- **Data listing**
"""
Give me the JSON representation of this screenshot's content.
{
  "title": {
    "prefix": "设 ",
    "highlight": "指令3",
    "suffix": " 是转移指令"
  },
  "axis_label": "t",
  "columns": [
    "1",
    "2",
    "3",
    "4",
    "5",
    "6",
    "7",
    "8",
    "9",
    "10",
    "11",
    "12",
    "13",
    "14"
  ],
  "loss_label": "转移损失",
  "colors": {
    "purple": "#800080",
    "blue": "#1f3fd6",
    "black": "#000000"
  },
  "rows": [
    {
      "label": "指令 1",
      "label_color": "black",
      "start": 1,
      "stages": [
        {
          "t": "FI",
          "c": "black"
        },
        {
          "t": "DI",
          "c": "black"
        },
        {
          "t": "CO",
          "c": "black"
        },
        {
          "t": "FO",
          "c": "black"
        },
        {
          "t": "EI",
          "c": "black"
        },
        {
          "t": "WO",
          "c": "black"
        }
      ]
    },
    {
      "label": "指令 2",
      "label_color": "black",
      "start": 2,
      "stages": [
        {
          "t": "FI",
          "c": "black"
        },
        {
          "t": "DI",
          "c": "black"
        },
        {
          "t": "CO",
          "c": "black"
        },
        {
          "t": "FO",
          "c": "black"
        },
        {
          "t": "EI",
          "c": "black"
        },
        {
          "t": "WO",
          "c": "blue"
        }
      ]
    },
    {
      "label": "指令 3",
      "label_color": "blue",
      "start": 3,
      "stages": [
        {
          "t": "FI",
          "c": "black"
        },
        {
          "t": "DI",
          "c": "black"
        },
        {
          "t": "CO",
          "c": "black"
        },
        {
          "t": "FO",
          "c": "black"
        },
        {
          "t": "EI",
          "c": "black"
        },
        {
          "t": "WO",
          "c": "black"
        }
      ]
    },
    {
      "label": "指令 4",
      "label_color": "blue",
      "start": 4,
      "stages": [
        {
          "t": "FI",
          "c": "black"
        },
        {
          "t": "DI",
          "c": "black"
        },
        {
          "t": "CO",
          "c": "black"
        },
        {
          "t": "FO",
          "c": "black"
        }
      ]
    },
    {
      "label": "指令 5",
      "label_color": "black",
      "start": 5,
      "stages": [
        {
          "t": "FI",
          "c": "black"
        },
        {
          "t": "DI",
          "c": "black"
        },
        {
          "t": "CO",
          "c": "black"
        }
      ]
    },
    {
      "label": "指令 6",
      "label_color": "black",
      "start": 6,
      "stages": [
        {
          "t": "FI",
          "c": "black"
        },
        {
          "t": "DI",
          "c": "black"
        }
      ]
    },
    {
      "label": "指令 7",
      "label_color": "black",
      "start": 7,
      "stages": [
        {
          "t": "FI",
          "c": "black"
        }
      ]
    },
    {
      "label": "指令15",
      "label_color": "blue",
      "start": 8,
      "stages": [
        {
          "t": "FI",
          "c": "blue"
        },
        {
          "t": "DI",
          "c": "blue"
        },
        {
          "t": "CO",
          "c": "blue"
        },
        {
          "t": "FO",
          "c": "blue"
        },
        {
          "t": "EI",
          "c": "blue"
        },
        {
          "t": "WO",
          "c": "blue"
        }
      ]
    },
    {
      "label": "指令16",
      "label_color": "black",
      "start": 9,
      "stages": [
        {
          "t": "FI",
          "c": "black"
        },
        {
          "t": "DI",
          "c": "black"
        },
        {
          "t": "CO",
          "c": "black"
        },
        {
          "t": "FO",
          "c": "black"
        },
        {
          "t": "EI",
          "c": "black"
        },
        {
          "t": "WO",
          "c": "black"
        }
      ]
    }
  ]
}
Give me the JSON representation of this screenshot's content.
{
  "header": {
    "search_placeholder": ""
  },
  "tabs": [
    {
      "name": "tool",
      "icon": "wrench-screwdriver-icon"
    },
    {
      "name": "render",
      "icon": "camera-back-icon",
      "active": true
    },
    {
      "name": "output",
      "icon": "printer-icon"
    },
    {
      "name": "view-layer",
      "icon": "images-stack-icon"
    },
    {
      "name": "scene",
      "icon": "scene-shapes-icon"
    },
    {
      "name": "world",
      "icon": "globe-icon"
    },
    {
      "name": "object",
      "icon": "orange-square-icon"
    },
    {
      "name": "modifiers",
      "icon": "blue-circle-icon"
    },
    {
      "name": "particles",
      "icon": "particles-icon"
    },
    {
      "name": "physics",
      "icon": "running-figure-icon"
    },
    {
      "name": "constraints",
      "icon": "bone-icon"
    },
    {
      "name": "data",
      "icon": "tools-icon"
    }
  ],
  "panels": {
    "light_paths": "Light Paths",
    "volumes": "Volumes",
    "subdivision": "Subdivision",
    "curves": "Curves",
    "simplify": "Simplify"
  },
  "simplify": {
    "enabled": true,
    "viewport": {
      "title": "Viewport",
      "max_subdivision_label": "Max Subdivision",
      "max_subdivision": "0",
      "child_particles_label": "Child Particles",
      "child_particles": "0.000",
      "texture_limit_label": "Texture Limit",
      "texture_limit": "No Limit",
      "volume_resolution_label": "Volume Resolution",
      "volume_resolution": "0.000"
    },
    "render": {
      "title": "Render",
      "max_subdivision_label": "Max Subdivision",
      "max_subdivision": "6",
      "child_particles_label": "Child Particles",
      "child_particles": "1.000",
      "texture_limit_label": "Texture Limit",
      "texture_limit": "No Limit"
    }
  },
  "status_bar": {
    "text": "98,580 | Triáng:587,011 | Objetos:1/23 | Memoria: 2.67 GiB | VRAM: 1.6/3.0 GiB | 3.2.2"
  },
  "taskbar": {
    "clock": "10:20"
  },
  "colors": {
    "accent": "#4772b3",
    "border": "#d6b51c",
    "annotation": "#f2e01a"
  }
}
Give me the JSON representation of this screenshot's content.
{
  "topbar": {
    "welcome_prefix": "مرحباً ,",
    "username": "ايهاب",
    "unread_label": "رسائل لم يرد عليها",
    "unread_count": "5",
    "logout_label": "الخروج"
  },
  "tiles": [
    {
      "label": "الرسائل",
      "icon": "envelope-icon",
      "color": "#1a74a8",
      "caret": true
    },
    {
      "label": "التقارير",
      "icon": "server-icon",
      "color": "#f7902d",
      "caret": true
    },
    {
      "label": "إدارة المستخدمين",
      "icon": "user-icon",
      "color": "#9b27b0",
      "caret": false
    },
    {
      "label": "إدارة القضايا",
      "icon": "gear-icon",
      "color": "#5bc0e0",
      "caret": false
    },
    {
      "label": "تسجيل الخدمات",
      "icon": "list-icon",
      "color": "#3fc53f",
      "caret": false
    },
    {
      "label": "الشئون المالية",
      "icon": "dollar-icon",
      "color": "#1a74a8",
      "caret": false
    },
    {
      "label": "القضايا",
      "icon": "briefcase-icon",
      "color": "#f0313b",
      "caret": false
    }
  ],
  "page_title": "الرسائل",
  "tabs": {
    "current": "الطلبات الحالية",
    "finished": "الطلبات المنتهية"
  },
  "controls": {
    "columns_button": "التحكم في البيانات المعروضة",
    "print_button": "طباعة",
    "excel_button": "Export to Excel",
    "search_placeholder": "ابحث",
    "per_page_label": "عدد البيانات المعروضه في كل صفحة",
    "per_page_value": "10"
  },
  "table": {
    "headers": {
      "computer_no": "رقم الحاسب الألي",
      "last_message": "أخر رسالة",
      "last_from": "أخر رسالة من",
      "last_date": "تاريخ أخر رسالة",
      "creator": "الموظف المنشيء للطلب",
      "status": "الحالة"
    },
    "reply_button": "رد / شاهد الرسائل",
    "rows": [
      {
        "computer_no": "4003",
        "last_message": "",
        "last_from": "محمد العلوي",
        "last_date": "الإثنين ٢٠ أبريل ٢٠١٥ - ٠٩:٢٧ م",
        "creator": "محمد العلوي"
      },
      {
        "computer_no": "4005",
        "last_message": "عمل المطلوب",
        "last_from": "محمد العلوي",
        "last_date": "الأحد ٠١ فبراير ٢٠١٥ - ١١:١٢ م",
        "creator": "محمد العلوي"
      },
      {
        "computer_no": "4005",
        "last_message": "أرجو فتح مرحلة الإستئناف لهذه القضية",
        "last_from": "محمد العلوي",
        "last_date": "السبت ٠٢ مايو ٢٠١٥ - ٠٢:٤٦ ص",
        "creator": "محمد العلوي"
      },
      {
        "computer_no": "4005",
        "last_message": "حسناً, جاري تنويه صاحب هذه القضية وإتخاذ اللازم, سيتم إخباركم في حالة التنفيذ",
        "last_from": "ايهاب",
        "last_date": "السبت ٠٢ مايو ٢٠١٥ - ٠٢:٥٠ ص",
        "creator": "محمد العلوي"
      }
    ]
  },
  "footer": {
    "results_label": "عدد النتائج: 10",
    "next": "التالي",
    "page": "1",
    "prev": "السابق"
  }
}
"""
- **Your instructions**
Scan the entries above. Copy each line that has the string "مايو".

- **The completed task**
        "last_date": "السبت ٠٢ مايو ٢٠١٥ - ٠٢:٤٦ ص",
        "last_date": "السبت ٠٢ مايو ٢٠١٥ - ٠٢:٥٠ ص",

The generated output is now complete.